## What you are asked to do
Check every line of the entries below for the word "JSON", and copy the ones that have it.

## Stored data
********************

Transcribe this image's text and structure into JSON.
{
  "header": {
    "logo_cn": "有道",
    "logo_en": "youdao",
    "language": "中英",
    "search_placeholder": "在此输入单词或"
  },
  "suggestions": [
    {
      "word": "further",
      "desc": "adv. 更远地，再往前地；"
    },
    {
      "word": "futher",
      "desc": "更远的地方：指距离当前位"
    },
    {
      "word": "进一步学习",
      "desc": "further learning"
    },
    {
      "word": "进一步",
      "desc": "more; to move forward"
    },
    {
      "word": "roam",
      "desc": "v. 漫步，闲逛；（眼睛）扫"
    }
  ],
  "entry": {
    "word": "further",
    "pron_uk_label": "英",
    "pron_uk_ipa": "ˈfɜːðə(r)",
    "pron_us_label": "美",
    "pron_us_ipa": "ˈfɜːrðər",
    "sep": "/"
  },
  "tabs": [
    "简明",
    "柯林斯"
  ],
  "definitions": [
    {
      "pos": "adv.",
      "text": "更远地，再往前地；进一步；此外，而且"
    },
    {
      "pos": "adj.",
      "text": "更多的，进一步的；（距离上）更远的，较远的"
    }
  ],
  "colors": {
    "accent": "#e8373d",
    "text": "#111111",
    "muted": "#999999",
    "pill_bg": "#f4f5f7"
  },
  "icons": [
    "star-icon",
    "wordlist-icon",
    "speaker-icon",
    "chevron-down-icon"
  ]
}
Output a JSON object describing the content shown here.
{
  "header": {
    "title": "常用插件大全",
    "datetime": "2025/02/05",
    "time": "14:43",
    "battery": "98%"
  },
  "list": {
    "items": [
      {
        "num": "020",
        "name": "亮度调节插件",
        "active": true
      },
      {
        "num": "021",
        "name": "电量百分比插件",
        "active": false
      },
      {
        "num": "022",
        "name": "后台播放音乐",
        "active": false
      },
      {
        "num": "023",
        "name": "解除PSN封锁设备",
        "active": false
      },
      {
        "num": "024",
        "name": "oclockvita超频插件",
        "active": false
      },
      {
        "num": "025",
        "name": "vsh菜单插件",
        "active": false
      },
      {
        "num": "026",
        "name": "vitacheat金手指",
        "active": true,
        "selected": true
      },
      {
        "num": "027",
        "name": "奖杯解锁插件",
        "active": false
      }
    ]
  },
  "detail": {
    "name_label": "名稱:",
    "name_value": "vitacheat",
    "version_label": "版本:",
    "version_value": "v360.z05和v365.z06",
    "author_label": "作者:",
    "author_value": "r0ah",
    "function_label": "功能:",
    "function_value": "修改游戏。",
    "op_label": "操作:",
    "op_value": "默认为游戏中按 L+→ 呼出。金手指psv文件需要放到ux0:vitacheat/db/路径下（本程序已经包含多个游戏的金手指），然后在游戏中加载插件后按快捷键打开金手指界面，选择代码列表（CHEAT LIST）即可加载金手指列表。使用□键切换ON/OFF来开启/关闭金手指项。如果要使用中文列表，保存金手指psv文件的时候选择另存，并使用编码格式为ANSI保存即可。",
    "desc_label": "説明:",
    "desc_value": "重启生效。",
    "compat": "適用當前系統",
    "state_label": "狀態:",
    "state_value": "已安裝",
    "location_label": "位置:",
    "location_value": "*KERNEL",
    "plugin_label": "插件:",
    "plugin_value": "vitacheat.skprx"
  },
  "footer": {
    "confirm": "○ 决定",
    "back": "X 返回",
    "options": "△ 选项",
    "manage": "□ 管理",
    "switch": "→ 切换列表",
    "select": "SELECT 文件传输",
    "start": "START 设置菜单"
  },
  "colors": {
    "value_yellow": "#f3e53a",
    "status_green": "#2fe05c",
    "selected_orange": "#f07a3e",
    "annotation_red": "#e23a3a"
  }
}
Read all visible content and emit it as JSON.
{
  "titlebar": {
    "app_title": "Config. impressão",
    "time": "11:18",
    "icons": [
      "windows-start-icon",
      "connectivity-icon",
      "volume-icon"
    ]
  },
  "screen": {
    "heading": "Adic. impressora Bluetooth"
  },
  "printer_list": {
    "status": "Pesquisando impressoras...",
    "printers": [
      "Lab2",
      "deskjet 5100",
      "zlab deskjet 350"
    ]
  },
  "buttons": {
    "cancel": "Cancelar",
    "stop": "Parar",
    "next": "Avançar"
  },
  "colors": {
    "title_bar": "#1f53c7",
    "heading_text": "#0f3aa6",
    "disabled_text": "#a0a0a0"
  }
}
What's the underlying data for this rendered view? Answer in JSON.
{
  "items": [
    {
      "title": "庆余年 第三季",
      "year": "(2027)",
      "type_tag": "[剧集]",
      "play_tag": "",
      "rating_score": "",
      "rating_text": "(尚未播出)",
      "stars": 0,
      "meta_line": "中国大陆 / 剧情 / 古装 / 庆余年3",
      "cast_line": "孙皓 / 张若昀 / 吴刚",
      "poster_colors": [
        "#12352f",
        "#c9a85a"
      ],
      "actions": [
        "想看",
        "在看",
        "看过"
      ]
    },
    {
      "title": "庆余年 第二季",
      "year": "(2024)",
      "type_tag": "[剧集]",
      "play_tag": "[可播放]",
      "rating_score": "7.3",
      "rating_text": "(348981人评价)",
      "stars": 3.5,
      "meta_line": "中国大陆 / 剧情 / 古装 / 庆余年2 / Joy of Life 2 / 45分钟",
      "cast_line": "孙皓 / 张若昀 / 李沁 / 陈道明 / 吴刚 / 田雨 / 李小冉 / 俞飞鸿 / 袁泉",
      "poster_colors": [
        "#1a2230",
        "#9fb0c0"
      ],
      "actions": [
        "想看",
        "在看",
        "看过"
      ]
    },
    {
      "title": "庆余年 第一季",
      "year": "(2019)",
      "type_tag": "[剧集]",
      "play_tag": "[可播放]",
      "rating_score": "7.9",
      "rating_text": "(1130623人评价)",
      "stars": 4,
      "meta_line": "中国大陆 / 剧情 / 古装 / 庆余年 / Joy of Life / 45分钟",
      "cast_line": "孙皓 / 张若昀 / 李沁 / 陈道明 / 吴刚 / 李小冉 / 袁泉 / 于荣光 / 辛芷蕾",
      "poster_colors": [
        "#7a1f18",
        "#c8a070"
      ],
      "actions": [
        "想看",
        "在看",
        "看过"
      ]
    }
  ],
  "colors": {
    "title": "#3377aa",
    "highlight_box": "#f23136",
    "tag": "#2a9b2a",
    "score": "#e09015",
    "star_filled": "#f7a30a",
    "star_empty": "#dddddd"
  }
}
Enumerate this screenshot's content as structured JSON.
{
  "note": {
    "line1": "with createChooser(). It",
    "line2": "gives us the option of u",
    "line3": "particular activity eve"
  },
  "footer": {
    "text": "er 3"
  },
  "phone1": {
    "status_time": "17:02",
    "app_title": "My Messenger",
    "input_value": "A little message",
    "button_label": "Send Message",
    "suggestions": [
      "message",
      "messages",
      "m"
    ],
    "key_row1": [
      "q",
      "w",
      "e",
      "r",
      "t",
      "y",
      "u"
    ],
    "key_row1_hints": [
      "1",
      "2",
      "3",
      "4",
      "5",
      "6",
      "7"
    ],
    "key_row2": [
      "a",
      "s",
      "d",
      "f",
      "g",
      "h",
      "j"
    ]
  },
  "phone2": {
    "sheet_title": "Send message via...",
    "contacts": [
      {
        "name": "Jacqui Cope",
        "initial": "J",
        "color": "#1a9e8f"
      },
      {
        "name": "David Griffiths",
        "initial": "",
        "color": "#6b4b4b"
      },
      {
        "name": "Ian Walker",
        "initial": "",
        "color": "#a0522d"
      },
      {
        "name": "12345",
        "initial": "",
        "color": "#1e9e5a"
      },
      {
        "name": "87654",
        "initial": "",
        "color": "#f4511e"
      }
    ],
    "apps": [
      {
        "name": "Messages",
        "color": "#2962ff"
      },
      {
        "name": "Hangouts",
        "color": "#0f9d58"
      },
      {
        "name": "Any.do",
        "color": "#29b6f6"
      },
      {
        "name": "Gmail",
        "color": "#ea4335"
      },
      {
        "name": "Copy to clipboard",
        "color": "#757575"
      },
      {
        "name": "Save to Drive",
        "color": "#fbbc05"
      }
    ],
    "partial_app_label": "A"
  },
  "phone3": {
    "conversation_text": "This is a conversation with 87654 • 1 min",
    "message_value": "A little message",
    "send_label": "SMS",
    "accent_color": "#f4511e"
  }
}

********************

## Result of the exercise
Transcribe this image's text and structure into JSON.
Output a JSON object describing the content shown here.
Read all visible content and emit it as JSON.
What's the underlying data for this rendered view? Answer in JSON.
Enumerate this screenshot's content as structured JSON.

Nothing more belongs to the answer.